STUDY MATERIAL:
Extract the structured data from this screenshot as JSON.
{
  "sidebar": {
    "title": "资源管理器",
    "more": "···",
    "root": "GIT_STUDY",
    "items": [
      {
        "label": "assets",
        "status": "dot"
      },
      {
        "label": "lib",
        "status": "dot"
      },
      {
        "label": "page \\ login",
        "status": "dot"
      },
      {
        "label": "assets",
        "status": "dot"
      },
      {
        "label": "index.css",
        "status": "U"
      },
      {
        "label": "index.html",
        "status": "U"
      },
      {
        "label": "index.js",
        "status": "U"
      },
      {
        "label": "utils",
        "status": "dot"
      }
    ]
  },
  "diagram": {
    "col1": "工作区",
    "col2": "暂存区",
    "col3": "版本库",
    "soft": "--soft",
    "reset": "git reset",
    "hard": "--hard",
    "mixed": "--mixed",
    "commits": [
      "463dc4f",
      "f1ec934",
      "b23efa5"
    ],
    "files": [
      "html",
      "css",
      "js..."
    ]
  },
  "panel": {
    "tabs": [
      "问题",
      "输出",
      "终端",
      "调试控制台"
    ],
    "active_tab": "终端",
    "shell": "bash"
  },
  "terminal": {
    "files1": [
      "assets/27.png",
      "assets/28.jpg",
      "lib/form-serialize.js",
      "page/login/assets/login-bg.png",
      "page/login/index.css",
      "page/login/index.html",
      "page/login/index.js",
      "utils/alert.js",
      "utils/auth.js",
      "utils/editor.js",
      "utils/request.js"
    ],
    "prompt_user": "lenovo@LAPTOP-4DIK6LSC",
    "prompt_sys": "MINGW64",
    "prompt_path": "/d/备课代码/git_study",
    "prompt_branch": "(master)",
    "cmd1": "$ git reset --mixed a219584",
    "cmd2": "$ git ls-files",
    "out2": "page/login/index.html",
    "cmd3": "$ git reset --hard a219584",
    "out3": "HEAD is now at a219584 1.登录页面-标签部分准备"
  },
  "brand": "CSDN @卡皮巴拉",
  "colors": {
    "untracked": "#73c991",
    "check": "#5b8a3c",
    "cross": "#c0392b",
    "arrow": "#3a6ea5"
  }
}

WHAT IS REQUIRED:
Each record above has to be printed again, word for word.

ANSWER SECTION:
Extract the structured data from this screenshot as JSON.
{
  "sidebar": {
    "title": "资源管理器",
    "more": "···",
    "root": "GIT_STUDY",
    "items": [
      {
        "label": "assets",
        "status": "dot"
      },
      {
        "label": "lib",
        "status": "dot"
      },
      {
        "label": "page \\ login",
        "status": "dot"
      },
      {
        "label": "assets",
        "status": "dot"
      },
      {
        "label": "index.css",
        "status": "U"
      },
      {
        "label": "index.html",
        "status": "U"
      },
      {
        "label": "index.js",
        "status": "U"
      },
      {
        "label": "utils",
        "status": "dot"
      }
    ]
  },
  "diagram": {
    "col1": "工作区",
    "col2": "暂存区",
    "col3": "版本库",
    "soft": "--soft",
    "reset": "git reset",
    "hard": "--hard",
    "mixed": "--mixed",
    "commits": [
      "463dc4f",
      "f1ec934",
      "b23efa5"
    ],
    "files": [
      "html",
      "css",
      "js..."
    ]
  },
  "panel": {
    "tabs": [
      "问题",
      "输出",
      "终端",
      "调试控制台"
    ],
    "active_tab": "终端",
    "shell": "bash"
  },
  "terminal": {
    "files1": [
      "assets/27.png",
      "assets/28.jpg",
      "lib/form-serialize.js",
      "page/login/assets/login-bg.png",
      "page/login/index.css",
      "page/login/index.html",
      "page/login/index.js",
      "utils/alert.js",
      "utils/auth.js",
      "utils/editor.js",
      "utils/request.js"
    ],
    "prompt_user": "lenovo@LAPTOP-4DIK6LSC",
    "prompt_sys": "MINGW64",
    "prompt_path": "/d/备课代码/git_study",
    "prompt_branch": "(master)",
    "cmd1": "$ git reset --mixed a219584",
    "cmd2": "$ git ls-files",
    "out2": "page/login/index.html",
    "cmd3": "$ git reset --hard a219584",
    "out3": "HEAD is now at a219584 1.登录页面-标签部分准备"
  },
  "brand": "CSDN @卡皮巴拉",
  "colors": {
    "untracked": "#73c991",
    "check": "#5b8a3c",
    "cross": "#c0392b",
    "arrow": "#3a6ea5"
  }
}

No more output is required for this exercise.